» Aim of the exercise: From the records below, take each line where the string "data" shows up and copy it.
++++ Material for this exercise
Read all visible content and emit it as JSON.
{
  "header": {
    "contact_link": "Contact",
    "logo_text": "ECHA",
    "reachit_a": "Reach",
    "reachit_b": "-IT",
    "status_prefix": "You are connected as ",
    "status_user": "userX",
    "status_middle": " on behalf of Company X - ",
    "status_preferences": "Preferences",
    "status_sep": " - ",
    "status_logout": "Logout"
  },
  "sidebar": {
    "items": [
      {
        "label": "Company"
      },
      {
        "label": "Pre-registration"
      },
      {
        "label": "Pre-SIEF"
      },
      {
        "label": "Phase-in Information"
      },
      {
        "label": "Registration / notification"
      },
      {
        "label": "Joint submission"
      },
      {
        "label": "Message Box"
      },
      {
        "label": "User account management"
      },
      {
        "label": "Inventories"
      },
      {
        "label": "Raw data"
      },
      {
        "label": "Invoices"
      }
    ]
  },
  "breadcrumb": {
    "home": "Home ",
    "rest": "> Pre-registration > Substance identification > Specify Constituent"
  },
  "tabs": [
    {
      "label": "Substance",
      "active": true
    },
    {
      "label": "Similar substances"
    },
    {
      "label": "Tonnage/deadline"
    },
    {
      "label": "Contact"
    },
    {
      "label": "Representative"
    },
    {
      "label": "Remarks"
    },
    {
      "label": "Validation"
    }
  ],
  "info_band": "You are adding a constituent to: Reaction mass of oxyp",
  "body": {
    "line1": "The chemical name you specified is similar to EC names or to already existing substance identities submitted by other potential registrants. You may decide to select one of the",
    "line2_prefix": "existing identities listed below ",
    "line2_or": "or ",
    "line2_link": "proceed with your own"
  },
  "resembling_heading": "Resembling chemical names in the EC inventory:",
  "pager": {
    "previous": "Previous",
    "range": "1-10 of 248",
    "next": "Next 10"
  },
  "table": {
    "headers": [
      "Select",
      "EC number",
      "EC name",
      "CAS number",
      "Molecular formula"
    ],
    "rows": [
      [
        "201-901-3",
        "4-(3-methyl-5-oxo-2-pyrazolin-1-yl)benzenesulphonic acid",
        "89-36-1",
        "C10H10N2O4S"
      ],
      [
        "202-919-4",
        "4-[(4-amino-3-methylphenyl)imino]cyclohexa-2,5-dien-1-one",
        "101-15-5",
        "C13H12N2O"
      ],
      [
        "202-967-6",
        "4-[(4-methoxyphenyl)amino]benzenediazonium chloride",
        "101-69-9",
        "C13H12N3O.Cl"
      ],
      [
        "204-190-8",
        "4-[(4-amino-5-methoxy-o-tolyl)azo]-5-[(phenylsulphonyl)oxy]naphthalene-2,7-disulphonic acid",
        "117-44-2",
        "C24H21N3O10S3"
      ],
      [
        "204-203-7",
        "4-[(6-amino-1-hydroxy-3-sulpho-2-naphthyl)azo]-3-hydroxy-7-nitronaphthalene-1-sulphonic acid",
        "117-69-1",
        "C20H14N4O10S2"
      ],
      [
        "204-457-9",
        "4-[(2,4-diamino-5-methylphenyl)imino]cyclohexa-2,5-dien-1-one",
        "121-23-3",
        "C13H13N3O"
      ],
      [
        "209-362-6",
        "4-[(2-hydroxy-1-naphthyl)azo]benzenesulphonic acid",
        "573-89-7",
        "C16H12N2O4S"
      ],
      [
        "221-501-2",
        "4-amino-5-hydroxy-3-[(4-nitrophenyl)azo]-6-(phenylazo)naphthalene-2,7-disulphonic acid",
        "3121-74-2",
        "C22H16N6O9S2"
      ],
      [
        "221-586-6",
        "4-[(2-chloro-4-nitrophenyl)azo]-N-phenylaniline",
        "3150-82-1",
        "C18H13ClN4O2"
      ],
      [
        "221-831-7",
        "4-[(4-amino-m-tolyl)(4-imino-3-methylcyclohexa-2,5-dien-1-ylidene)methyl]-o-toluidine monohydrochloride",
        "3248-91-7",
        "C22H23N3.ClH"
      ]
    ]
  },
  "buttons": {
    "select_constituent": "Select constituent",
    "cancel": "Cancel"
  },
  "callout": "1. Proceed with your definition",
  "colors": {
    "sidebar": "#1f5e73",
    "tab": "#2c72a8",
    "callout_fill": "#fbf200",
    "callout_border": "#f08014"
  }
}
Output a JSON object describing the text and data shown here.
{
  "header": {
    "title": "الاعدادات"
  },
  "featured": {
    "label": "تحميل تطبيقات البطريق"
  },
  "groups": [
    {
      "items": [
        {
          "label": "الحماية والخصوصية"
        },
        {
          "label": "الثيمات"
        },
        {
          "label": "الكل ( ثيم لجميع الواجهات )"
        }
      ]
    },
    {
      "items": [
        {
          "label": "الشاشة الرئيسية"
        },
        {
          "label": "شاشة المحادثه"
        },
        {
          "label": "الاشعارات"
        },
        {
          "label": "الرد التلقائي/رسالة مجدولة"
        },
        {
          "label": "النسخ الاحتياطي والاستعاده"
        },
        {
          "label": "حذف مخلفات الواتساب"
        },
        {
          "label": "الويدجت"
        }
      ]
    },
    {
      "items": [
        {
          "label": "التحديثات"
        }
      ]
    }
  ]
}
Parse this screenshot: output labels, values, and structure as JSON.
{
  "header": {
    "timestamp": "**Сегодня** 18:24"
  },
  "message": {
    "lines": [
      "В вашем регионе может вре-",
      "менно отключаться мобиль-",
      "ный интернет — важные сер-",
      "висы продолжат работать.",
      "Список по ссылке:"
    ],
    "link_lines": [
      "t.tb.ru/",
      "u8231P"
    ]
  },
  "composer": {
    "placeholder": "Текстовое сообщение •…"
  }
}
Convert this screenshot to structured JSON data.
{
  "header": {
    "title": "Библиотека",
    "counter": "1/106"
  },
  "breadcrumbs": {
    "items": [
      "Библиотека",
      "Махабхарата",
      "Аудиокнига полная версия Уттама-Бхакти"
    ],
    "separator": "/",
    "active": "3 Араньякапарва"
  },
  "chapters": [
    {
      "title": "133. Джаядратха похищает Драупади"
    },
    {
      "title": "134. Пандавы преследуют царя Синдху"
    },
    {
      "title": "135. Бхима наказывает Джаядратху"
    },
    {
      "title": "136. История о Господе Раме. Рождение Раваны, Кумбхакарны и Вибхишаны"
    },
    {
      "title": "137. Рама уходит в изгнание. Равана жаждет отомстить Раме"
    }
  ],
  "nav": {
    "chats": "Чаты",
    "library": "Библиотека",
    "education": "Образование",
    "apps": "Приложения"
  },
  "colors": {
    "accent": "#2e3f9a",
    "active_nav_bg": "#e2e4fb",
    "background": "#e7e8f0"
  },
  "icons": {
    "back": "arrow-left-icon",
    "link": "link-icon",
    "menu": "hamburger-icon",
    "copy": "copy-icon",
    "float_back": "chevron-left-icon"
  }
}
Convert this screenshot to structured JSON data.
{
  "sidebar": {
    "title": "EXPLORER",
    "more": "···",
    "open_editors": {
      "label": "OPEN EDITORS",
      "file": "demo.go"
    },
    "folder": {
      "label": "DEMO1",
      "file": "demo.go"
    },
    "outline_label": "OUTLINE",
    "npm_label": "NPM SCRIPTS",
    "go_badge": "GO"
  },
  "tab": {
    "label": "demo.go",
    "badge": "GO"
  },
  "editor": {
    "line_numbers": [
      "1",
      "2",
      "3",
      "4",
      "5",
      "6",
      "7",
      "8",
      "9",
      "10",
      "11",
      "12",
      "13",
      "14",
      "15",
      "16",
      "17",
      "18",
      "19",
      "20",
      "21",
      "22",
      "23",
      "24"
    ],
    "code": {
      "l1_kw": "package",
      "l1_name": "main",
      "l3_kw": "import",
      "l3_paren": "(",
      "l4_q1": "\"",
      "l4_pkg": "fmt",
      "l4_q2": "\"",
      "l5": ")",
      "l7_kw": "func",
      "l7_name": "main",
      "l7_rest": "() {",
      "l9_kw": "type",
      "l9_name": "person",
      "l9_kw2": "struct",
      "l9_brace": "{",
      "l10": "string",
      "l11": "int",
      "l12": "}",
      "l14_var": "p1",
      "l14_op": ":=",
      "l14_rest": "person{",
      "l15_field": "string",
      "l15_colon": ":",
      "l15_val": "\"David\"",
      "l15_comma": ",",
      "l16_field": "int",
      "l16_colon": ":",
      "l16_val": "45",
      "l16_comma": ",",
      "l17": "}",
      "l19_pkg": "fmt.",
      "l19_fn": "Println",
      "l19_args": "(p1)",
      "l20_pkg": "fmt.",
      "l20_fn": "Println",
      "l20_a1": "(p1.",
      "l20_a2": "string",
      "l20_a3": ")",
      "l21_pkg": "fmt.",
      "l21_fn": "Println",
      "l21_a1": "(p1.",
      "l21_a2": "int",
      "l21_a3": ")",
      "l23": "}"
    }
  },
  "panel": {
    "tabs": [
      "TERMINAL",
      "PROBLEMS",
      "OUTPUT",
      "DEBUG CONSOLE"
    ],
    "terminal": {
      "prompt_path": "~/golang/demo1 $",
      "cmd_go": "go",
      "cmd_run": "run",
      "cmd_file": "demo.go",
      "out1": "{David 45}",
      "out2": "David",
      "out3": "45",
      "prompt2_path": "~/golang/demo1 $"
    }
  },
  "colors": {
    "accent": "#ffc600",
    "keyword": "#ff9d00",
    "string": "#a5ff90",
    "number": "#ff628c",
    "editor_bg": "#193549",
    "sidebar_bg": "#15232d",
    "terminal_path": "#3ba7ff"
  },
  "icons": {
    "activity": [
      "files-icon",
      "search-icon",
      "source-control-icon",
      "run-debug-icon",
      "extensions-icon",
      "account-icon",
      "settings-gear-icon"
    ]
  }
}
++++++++
» Output:
        "label": "Raw data"
Output a JSON object describing the text and data shown here.
Convert this screenshot to structured JSON data.
Convert this screenshot to structured JSON data.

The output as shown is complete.